“It was always confusing to me because my grandmother, who is a very nice lady, came from a Jewish background.”

But the moment that marked Halawa’s official shift took place during a chance meeting with a Jewish rabbi at his university’s library in Ontario.  “I was studying in the library one day and I saw a man dressed in Jewish Chasidic garb. “I went up to him, and asked him, are you Jewish?”

Halawa found himself telling the man, Dr. Yitzchok Block, a Harvard professor of philosophy and Chabad rabbi who taught at the University of Western Ontario, all about his family’s background.

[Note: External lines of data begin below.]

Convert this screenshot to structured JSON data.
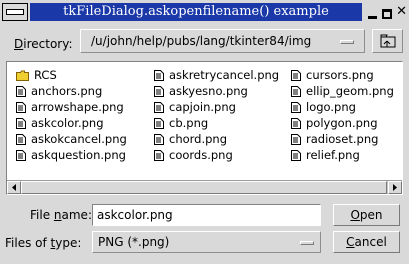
{
  "window": {
    "title": "tkFileDialog.askopenfilename() example"
  },
  "directory": {
    "label": "Directory:",
    "value": "/u/john/help/pubs/lang/tkinter84/img"
  },
  "files": {
    "col1": [
      {
        "name": "RCS",
        "icon": "folder-icon"
      },
      {
        "name": "anchors.png",
        "icon": "file-icon"
      },
      {
        "name": "arrowshape.png",
        "icon": "file-icon"
      },
      {
        "name": "askcolor.png",
        "icon": "file-icon"
      },
      {
        "name": "askokcancel.png",
        "icon": "file-icon"
      },
      {
        "name": "askquestion.png",
        "icon": "file-icon"
      }
    ],
    "col2": [
      {
        "name": "askretrycancel.png",
        "icon": "file-icon"
      },
      {
        "name": "askyesno.png",
        "icon": "file-icon"
      },
      {
        "name": "capjoin.png",
        "icon": "file-icon"
      },
      {
        "name": "cb.png",
        "icon": "file-icon"
      },
      {
        "name": "chord.png",
        "icon": "file-icon"
      },
      {
        "name": "coords.png",
        "icon": "file-icon"
      }
    ],
    "col3": [
      {
        "name": "cursors.png",
        "icon": "file-icon"
      },
      {
        "name": "ellip_geom.png",
        "icon": "file-icon"
      },
      {
        "name": "logo.png",
        "icon": "file-icon"
      },
      {
        "name": "polygon.png",
        "icon": "file-icon"
      },
      {
        "name": "radioset.png",
        "icon": "file-icon"
      },
      {
        "name": "relief.png",
        "icon": "file-icon"
      }
    ]
  },
  "filename": {
    "label_pre": "File ",
    "label_ul": "n",
    "label_post": "ame:",
    "value": "askcolor.png"
  },
  "filetype": {
    "label_pre": "Files of ",
    "label_ul": "t",
    "label_post": "ype:",
    "value": "PNG (*.png)"
  },
  "buttons": {
    "open_ul": "O",
    "open_rest": "pen",
    "cancel_ul": "C",
    "cancel_rest": "ancel"
  },
  "directory_label_parts": {
    "ul": "D",
    "rest": "irectory:"
  }
}
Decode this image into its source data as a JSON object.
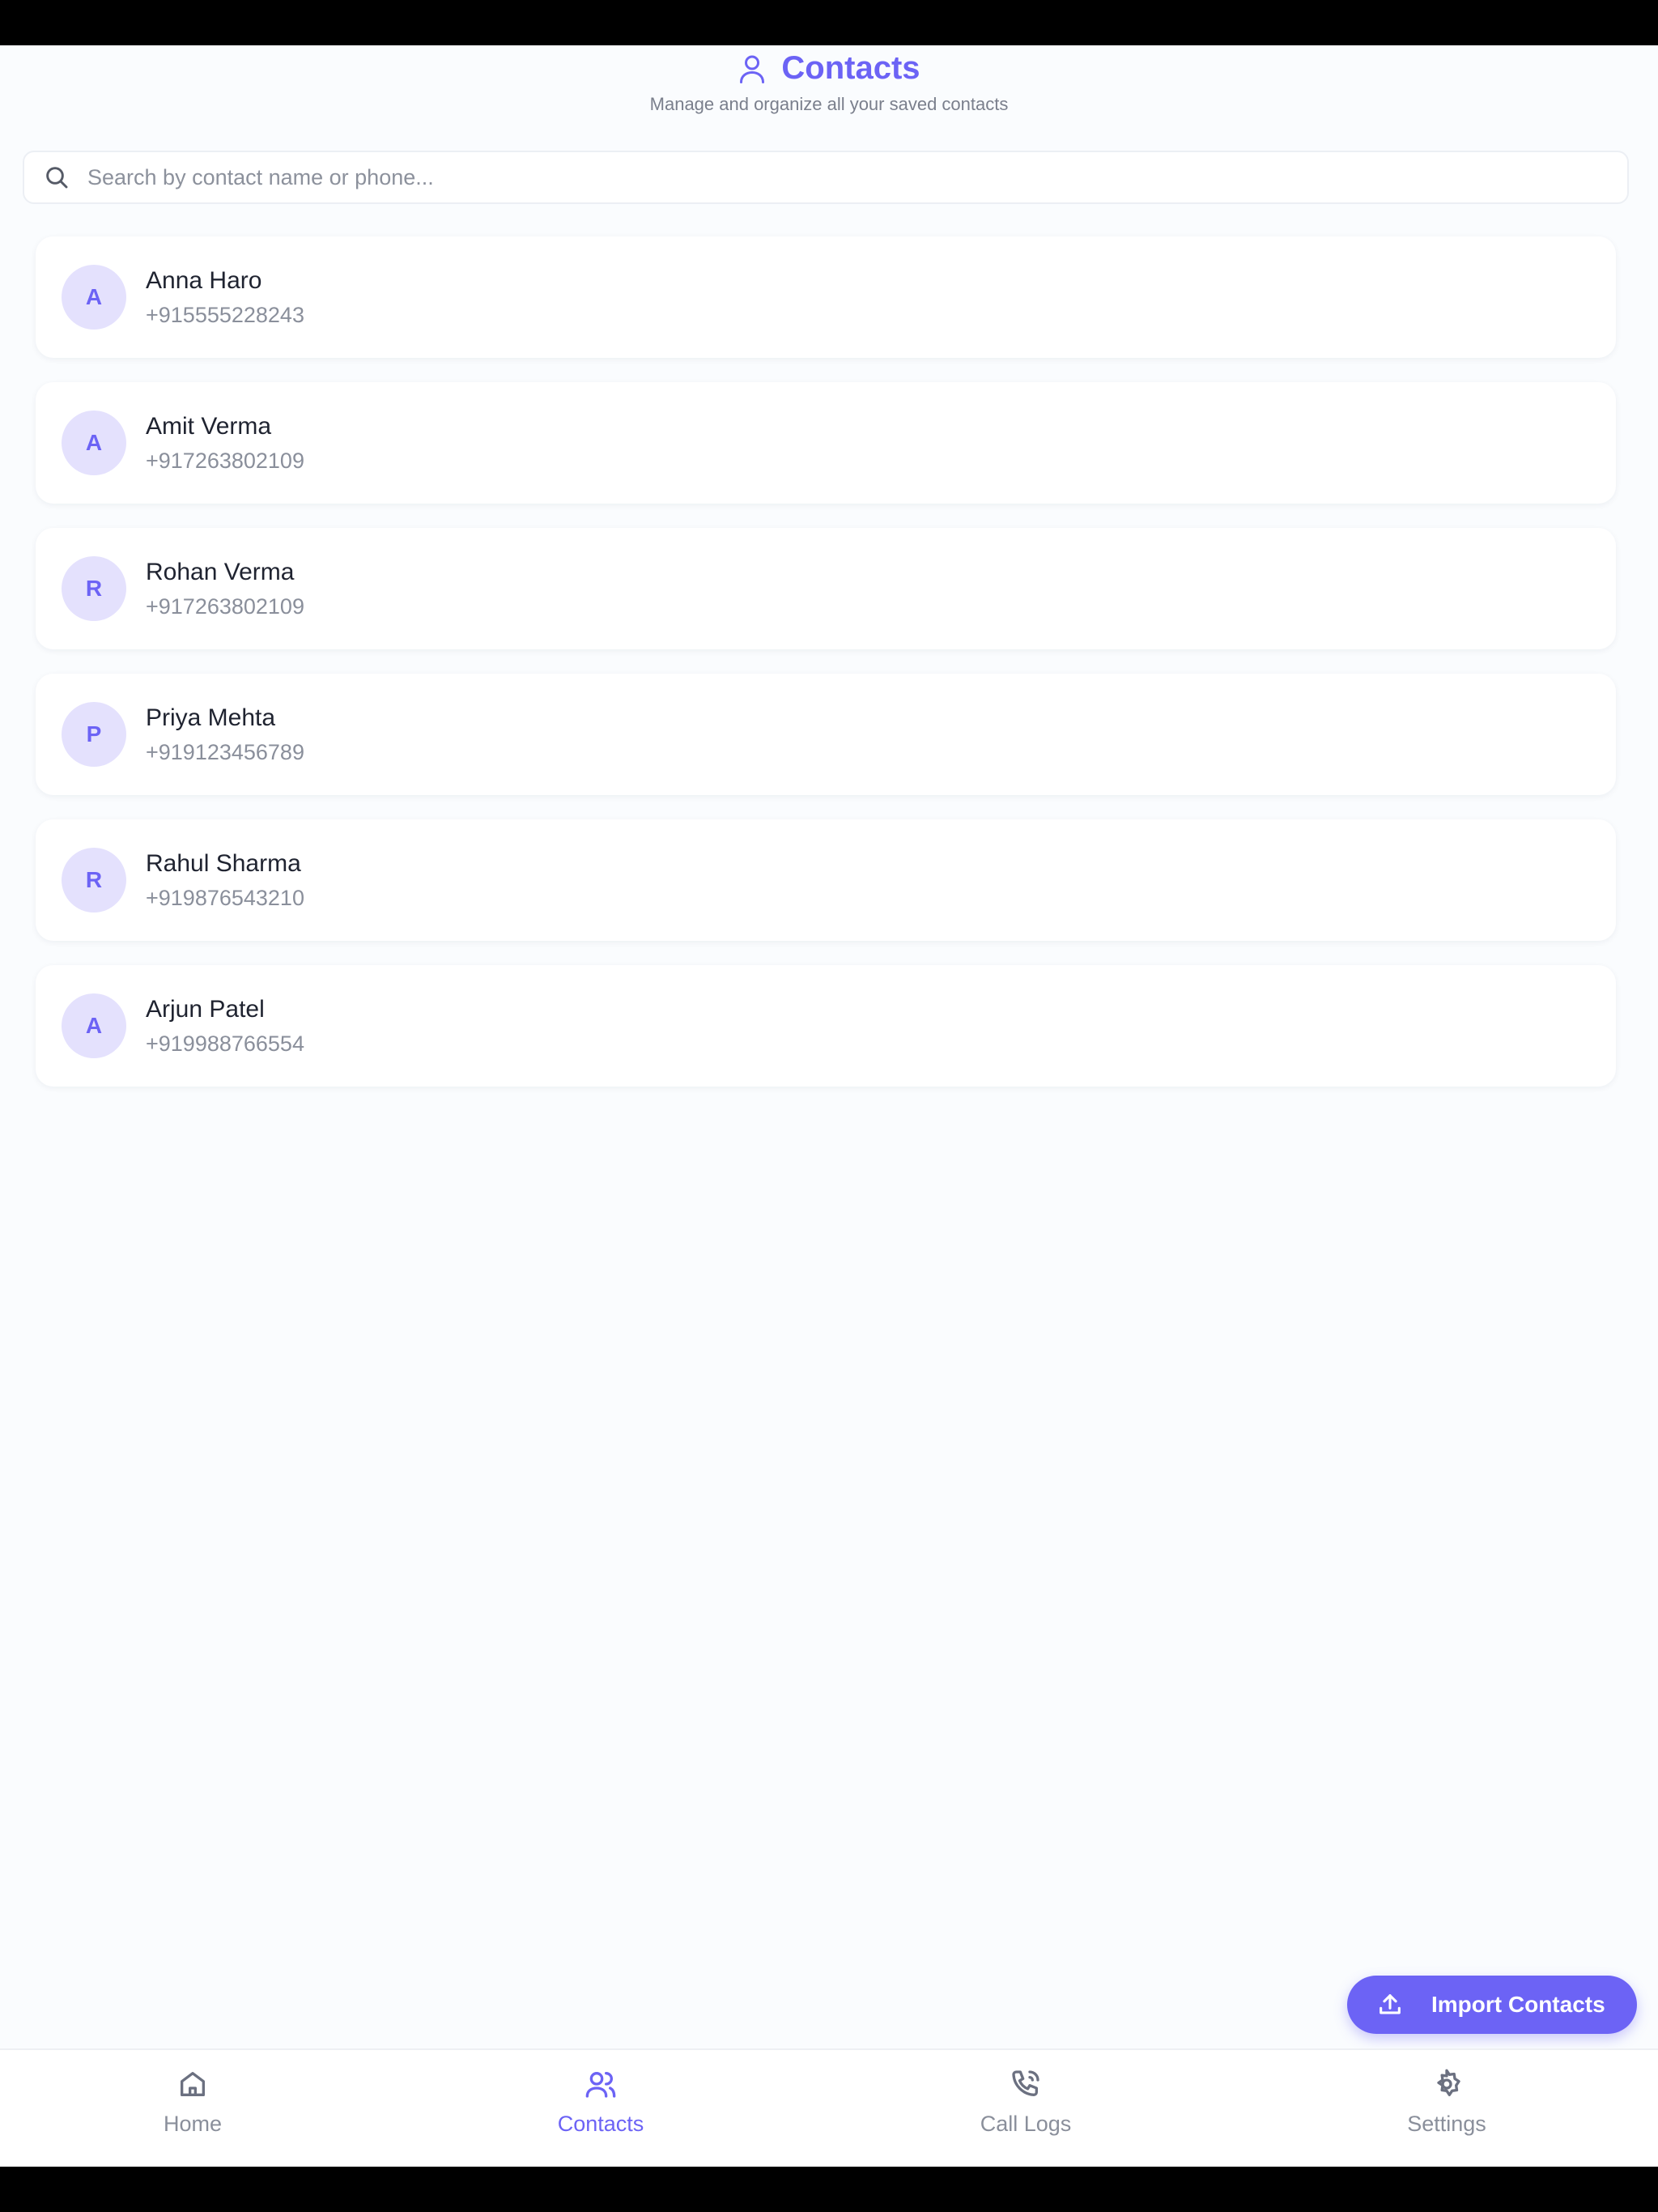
{
  "header": {
    "title": "Contacts",
    "subtitle": "Manage and organize all your saved contacts",
    "title_icon": "person-icon"
  },
  "search": {
    "placeholder": "Search by contact name or phone...",
    "value": ""
  },
  "contacts": [
    {
      "initial": "A",
      "name": "Anna Haro",
      "phone": "+915555228243"
    },
    {
      "initial": "A",
      "name": "Amit Verma",
      "phone": "+917263802109"
    },
    {
      "initial": "R",
      "name": "Rohan Verma",
      "phone": "+917263802109"
    },
    {
      "initial": "P",
      "name": "Priya Mehta",
      "phone": "+919123456789"
    },
    {
      "initial": "R",
      "name": "Rahul Sharma",
      "phone": "+919876543210"
    },
    {
      "initial": "A",
      "name": "Arjun Patel",
      "phone": "+919988766554"
    }
  ],
  "import_button": {
    "label": "Import Contacts",
    "icon": "upload-icon"
  },
  "bottom_nav": {
    "items": [
      {
        "label": "Home",
        "icon": "home-icon",
        "active": false
      },
      {
        "label": "Contacts",
        "icon": "contacts-icon",
        "active": true
      },
      {
        "label": "Call Logs",
        "icon": "phone-call-icon",
        "active": false
      },
      {
        "label": "Settings",
        "icon": "gear-icon",
        "active": false
      }
    ]
  },
  "colors": {
    "accent": "#6c63f5",
    "avatar_bg": "#e4e1fd",
    "background": "#fafcfe",
    "muted_text": "#8a8f9b"
  }
}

Halawa’s Jewish grandmother was born in Jerusalem during the years of the British Mandate in the 1930s. She had married a Jordanian soldier, Muhammad al-Masri from Nablus, and converted to Islam. The couple moved to Zarqa, Jordan, where her husband was eventually stationed. When King Hussein expelled his army of Palestinians following the 1970 Black September uprising, the family moved to Kuwait, where Halawa’s mother met and married his father.

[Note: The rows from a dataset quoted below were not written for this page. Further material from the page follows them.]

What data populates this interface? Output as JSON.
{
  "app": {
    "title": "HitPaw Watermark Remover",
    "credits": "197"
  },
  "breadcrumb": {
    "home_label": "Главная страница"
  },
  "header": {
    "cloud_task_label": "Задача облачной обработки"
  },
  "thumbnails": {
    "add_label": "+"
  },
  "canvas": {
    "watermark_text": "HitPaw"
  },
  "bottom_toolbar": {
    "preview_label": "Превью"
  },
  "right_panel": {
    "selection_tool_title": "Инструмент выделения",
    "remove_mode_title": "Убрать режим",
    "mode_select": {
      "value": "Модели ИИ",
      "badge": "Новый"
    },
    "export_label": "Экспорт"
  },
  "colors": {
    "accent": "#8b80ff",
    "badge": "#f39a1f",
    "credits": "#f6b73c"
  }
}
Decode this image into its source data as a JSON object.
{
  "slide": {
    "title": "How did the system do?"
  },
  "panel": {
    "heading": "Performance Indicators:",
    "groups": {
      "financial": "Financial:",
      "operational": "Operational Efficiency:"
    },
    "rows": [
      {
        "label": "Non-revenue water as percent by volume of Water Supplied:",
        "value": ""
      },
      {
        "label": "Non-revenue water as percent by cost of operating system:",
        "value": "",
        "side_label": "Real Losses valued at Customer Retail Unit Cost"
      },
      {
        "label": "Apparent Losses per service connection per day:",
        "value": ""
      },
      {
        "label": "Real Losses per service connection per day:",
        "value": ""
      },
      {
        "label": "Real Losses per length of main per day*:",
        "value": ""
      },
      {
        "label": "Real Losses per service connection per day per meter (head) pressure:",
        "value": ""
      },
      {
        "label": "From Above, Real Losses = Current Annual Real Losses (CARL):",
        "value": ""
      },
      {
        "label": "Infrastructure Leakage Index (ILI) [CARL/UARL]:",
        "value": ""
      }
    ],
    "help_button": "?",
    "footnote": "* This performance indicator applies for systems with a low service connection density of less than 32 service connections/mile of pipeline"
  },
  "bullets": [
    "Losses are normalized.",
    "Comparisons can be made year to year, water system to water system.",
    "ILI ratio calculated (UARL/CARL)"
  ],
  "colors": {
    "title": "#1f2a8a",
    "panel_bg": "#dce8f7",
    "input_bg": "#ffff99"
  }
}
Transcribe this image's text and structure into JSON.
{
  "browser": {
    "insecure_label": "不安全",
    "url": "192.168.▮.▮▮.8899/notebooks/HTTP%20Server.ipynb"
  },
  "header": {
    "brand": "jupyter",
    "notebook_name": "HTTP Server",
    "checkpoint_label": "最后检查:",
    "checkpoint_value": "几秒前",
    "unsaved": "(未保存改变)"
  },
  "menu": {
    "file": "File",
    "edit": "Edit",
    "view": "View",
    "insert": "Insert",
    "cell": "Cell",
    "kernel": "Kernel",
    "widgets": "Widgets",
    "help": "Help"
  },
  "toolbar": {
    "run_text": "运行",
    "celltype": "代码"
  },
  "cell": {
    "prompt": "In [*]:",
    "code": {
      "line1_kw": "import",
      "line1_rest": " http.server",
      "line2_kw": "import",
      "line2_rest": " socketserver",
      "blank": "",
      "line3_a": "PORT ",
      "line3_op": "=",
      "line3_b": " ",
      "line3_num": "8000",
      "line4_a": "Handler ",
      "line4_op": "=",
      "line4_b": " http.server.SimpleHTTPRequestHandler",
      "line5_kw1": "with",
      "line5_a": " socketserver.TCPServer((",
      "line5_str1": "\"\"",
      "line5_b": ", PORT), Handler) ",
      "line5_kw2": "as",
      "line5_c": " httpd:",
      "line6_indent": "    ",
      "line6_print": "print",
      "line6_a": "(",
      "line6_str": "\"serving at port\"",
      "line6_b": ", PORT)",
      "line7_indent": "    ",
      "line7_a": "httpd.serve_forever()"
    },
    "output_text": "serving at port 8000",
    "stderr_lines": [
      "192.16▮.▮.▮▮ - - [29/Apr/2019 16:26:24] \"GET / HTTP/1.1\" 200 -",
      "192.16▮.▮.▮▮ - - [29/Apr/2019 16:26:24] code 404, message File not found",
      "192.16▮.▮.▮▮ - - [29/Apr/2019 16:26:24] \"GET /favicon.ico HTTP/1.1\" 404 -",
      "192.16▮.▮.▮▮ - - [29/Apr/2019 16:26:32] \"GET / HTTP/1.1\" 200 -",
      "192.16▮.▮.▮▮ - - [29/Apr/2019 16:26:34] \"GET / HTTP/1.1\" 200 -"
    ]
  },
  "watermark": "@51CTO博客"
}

Shocking Discovery: ‘I Was Jewish’

“The rabbi told me that according to Jewish law, I am considered Jewish. And according to Muslim law, I am Muslim.”

“I was shocked to discover that I was Jewish,” Halawa told Tazpit. “But that was the point when my journey to Judaism began.”

Halawa joined a Jewish congregation in Toronto and in 2011, visited Israel for the first time and went to study at Jerusalem’s Aish HaTorah Yeshiva.

“My family went through various levels of shock. At first, they were very skeptical and then angry. Today, I avoid talking about religion with my mom.”

“I’m just a human being like everyone else, striving for good and truth. I grew up hating Jews but today I find it an honor to belong to the Jewish nation – an honor worth all the family turmoil my journey has caused,” said Halawa, who is married and lives today in Jerusalem.

“I hope I can be a bridge between Muslims and Jews, between the Arab nations and Israel. There is a lot of misinformation about the other on both sides,” notes Halawa.

“I feel very fortunate that I am continuing my grandmother’s line and the path of the people she left behind.”

By: Anav Silverman
Tazpit News Agency

Chanukah articles

 

Bring Joy to Israeli Soldiers - Say Thank You!

We are honored to thank the young men and women of the IDF who risk their lives every day to protect and defend the citizens of Israel. Join us in sending winter care packages (and personal notes of support) to Israeli soldiers who are out in the cold all day long.

Warm up a soldier's heart with essential winter wear including a fleece jacket, hat, gloves and neck warmer. Keep an entire unit warm by ordering 10 packages! The soldiers greatly appreciate your love and concern.

Send a gift and write your personal message to a soldier today!

Click Here to Send Your Gift to Israeli Soldiers